__Data provided__
* * * * * * *
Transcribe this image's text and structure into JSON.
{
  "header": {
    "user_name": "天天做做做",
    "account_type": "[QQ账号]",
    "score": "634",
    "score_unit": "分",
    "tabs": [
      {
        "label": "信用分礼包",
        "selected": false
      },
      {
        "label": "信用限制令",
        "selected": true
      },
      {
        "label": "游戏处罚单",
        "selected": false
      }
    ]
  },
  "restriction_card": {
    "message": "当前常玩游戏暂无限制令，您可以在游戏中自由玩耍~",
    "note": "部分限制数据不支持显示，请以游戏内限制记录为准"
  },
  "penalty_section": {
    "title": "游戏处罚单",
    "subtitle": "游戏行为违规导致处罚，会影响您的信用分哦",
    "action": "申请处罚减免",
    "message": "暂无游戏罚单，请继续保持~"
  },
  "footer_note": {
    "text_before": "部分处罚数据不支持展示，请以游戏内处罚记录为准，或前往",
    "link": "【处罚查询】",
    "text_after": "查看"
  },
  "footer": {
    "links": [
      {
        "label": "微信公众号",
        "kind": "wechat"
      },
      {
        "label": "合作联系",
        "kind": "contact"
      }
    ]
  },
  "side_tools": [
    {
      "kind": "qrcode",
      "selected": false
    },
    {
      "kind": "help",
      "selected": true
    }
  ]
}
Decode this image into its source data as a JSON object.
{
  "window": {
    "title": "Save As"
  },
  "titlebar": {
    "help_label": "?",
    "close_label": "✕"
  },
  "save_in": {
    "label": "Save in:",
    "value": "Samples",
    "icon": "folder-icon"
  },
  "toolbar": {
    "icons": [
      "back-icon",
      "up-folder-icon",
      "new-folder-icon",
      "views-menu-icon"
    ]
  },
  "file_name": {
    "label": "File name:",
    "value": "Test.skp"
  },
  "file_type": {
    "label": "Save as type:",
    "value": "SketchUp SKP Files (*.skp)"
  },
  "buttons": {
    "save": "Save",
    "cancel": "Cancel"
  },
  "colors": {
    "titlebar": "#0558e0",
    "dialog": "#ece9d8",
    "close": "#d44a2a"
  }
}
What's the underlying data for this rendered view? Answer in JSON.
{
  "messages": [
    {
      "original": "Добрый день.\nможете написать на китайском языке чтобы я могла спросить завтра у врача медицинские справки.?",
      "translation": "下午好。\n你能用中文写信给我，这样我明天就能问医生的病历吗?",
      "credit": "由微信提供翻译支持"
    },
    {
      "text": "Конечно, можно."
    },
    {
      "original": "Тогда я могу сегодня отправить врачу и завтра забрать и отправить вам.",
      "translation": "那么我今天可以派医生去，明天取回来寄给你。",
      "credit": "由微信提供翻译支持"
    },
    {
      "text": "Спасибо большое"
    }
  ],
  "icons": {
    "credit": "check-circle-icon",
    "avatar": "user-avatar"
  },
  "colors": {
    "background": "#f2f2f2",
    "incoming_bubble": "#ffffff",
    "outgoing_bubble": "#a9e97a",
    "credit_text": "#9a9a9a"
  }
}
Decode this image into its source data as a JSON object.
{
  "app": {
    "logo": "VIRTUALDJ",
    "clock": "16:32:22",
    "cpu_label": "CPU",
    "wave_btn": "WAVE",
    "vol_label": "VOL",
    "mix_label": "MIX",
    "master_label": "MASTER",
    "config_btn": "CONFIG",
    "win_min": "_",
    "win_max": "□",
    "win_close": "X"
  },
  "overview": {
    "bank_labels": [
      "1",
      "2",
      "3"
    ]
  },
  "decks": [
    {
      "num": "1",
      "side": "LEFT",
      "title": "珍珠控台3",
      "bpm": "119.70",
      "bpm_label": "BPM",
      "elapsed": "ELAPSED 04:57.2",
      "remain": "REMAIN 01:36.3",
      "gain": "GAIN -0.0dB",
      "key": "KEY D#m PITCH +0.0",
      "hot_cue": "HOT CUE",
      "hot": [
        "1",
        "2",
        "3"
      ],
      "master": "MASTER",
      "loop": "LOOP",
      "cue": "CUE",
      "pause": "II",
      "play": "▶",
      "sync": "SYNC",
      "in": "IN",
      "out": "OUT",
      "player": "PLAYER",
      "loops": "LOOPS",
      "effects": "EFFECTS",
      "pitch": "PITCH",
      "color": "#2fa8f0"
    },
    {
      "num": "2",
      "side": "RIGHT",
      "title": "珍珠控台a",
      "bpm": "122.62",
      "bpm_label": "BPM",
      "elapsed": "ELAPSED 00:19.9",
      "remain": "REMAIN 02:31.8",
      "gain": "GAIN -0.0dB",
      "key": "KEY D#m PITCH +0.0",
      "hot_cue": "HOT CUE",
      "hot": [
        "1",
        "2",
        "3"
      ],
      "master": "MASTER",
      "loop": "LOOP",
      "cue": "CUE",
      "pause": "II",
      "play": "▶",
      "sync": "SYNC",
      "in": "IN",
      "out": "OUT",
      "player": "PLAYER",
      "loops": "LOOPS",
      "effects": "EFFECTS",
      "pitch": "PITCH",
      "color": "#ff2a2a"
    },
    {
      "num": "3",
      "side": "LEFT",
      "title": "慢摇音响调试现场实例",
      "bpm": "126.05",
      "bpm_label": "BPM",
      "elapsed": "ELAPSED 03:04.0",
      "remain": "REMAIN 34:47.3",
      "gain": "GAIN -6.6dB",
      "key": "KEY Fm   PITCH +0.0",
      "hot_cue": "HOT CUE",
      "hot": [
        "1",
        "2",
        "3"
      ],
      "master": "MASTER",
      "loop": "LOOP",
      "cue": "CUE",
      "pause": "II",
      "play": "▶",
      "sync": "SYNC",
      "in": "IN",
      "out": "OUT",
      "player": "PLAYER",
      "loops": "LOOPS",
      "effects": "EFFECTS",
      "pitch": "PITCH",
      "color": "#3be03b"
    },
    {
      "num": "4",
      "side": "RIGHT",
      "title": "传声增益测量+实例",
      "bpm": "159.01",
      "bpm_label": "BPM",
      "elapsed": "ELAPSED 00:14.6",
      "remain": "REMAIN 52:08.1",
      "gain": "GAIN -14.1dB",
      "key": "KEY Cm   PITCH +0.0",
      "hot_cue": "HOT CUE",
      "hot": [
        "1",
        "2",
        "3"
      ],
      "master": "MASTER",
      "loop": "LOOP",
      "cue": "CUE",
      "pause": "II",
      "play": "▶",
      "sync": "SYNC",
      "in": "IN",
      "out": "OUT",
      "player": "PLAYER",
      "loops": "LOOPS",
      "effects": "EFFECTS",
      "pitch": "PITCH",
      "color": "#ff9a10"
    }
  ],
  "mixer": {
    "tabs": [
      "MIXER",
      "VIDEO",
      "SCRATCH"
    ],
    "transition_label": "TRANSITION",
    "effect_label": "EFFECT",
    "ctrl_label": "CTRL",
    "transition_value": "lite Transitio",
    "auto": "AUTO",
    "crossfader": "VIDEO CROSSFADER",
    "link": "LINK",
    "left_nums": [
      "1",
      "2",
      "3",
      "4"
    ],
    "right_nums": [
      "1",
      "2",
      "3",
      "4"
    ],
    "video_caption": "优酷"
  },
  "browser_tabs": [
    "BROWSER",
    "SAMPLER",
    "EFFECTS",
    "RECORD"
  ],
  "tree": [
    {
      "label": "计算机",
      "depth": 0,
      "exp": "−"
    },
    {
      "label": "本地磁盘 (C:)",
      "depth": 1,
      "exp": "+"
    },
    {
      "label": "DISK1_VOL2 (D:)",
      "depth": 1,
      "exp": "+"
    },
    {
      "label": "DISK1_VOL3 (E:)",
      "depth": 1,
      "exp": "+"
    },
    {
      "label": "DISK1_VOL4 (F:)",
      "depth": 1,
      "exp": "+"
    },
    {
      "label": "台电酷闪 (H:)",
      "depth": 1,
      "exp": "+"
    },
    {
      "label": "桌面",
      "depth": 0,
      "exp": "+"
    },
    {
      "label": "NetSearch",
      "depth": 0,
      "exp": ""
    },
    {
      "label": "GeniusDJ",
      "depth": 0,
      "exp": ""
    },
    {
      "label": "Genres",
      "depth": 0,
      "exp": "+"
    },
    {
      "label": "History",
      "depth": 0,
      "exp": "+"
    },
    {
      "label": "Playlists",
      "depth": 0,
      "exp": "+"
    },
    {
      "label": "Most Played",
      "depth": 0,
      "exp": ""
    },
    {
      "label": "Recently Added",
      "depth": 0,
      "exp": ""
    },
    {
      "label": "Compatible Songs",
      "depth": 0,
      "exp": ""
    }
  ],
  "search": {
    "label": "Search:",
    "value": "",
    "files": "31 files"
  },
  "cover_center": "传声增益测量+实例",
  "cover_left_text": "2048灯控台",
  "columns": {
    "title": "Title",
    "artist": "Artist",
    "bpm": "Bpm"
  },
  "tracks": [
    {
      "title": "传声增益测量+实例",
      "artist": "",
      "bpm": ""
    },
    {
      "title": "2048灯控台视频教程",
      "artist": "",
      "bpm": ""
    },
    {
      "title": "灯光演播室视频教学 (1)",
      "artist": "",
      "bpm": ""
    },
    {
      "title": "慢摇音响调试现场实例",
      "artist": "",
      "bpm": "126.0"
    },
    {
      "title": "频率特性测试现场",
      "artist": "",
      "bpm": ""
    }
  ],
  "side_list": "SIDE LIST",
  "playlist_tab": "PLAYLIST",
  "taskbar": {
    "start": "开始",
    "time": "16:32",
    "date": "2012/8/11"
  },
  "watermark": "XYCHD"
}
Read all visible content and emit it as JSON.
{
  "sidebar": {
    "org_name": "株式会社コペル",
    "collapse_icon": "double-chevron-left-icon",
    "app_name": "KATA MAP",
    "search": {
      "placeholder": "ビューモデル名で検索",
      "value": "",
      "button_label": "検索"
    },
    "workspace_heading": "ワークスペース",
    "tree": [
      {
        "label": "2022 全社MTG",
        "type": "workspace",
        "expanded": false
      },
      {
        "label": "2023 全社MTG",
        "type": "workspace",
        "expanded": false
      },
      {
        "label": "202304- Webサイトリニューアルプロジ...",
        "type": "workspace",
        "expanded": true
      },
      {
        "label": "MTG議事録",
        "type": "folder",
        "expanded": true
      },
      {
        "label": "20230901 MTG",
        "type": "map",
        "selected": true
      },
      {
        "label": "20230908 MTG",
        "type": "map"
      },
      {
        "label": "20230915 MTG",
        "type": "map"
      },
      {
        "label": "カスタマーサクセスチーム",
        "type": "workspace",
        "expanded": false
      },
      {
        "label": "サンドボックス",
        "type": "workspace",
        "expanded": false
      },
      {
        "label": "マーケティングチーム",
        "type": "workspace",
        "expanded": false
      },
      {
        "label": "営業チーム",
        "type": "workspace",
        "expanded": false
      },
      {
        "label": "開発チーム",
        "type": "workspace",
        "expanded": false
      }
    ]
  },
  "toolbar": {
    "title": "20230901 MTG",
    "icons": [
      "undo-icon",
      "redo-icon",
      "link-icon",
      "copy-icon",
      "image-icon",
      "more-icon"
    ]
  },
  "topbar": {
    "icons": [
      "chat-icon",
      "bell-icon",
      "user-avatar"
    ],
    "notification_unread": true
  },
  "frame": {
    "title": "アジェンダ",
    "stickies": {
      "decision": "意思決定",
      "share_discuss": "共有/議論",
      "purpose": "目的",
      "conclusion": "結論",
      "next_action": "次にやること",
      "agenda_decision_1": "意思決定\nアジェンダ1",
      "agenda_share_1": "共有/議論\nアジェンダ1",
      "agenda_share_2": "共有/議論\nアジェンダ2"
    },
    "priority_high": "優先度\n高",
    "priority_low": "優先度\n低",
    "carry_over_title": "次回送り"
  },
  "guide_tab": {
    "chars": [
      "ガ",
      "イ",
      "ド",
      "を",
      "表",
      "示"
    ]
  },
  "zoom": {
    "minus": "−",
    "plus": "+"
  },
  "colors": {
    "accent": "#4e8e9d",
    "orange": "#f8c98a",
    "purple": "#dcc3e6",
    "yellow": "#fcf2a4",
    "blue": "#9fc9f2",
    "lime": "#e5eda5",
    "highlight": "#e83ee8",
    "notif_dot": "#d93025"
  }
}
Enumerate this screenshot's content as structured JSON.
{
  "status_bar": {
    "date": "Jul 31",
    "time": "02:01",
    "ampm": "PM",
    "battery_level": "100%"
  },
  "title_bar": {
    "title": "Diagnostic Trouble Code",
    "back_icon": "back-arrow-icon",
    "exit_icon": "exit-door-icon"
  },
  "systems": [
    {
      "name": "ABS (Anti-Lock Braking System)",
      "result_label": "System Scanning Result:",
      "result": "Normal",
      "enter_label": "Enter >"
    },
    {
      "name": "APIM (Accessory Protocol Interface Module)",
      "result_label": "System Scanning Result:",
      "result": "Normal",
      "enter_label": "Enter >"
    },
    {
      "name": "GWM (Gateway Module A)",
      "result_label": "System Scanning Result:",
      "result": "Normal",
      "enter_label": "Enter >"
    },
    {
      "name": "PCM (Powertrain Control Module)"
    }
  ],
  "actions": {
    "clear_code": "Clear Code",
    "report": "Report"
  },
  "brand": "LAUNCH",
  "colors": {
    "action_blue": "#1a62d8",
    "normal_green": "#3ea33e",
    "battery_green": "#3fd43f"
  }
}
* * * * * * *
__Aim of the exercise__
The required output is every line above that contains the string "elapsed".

__Solution for this task__
      "elapsed": "ELAPSED 04:57.2",
      "elapsed": "ELAPSED 00:19.9",
      "elapsed": "ELAPSED 03:04.0",
      "elapsed": "ELAPSED 00:14.6",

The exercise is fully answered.